Ahmed Javed, Doguscan Donmez, Michael Jones, Yongtao Qu*, Gorkem Gunbas, Selçuk Yerci*

*Corresponding author for this work

Research output: Contribution to journalReview articlepeer-review
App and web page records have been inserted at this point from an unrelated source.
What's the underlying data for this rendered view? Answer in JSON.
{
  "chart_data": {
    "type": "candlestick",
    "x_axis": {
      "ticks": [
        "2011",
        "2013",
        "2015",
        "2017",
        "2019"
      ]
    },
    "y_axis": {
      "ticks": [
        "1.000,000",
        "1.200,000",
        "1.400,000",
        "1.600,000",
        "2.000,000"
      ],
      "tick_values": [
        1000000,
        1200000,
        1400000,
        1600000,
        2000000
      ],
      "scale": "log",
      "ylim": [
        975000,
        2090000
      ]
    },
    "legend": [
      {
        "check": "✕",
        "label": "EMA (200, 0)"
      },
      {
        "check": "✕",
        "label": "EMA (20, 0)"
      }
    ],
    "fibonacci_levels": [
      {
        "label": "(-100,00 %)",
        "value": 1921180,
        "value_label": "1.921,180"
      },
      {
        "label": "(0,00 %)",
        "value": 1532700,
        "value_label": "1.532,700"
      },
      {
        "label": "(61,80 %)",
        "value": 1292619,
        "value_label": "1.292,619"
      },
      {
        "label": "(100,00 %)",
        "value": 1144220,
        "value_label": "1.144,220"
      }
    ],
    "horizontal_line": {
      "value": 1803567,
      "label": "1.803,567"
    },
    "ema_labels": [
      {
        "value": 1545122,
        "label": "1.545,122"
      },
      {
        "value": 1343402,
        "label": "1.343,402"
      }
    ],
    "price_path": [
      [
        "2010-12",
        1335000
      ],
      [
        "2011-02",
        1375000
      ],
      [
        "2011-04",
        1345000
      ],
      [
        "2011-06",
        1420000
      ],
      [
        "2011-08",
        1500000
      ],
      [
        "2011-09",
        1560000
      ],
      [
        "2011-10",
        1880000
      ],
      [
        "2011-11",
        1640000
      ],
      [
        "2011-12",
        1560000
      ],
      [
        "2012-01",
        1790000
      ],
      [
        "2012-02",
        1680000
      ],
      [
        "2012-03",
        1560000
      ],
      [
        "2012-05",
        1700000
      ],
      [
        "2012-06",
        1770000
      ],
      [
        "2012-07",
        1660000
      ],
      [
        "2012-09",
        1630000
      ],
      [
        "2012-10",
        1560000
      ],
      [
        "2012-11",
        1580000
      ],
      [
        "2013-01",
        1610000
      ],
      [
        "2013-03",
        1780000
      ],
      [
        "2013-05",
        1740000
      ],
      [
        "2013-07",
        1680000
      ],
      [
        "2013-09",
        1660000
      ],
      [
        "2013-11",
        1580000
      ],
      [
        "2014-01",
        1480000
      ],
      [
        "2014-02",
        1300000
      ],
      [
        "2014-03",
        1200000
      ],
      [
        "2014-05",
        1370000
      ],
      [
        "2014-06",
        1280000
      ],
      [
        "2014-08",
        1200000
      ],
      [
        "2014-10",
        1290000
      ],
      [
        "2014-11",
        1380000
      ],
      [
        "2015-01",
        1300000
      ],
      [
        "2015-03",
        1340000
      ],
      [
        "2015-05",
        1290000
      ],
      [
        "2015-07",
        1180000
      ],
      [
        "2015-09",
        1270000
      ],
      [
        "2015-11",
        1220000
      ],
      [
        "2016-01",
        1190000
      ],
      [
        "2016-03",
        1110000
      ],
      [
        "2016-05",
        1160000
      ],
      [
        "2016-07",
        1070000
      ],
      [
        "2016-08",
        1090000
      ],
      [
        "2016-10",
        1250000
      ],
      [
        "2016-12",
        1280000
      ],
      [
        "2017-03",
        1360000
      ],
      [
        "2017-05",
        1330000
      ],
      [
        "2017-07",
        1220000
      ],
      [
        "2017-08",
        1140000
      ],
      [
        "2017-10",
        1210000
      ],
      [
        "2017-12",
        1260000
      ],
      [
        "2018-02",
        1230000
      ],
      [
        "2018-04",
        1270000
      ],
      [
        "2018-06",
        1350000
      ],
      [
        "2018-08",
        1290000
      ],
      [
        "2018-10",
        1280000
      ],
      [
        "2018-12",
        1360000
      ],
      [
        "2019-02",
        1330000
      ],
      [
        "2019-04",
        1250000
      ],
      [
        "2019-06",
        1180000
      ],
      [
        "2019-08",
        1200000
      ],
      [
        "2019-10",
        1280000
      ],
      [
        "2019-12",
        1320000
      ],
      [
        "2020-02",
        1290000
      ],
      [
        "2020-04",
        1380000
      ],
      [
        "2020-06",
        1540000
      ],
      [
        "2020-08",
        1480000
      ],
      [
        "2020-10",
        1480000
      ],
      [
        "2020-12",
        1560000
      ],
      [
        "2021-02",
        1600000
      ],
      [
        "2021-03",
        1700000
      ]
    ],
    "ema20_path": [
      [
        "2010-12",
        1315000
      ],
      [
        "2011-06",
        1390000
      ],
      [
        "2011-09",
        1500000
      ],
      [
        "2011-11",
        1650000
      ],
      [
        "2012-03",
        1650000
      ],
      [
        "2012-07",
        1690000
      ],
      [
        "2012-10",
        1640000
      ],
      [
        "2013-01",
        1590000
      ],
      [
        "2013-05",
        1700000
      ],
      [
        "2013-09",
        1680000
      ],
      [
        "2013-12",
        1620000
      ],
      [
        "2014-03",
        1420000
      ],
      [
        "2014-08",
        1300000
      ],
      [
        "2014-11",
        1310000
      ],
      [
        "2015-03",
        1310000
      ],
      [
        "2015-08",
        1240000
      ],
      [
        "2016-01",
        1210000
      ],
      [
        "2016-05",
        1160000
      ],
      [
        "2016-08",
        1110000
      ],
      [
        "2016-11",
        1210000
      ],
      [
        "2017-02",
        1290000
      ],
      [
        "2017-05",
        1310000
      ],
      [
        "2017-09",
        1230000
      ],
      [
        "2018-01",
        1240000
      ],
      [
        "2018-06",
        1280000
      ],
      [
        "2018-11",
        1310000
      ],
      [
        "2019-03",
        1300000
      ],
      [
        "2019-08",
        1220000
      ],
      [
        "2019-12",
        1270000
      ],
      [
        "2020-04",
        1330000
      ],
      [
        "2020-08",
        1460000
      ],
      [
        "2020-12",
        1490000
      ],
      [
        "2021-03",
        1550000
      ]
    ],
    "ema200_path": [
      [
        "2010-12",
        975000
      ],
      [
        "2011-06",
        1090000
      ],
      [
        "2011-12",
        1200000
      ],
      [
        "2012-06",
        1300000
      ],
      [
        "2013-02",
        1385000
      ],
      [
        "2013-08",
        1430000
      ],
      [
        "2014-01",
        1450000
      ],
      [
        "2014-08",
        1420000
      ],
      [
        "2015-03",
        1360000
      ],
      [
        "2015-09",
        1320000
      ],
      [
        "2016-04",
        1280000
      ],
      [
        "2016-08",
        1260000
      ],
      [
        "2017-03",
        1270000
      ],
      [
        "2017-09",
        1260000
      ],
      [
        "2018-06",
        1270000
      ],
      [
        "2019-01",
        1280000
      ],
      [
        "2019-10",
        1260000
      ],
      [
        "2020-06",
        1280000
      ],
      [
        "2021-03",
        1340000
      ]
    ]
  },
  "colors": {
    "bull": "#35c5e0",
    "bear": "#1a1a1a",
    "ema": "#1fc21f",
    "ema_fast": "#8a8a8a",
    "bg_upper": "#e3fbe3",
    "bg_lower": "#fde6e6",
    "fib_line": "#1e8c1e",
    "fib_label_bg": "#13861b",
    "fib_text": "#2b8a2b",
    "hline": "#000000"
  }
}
Solution‐processed kesterite (copper zinc tin sulfide [CZTS]) solar cells attract significant attention owing to their low cost, ease of large‐scale production, and earth‐abundant elemental composition, which make these devices promising to fulfill the ever‐increasing demand of the photovoltaic (PV) industry. Compared to the performances of expensive vacuum‐based techniques, colloidal nanocrystal kesterite solar cells garner substantial interest due to their economical and rapid processing. Led by the hot‐injection method, organic solvent‐based techniques are widely adopted to realize CZTS nanocrystal inks. With organic solvents, ligand‐stabilized nanoparticles are formed leading to dispersive and homogenous kesterite inks. However, the presence of carbon‐rich ligands around the nanocrystal surface often leads to the formation of a fine‐grain layer that is rich in carbon content. The organic ligands decompose into amorphous carbon residues during a high‐temperature annealing process and hinder the grain growth process. The carbon‐rich fine‐grain (CRFG) layer generally poses a negative influence on the PV performance of the kesterite solar cell; however, few reports maintain their disposition about CRFG as innocuous. In this review study, a detailed discussion on CRFG is presented, aiming to understand the insights about its formation and impact on the device's performance.
Original languageEnglish
Article number2400646
Number of pages28
JournalEnergy Technology
Early online date30 Jun 2024
Publication statusE-pub ahead of print - 30 Jun 2024

Cite this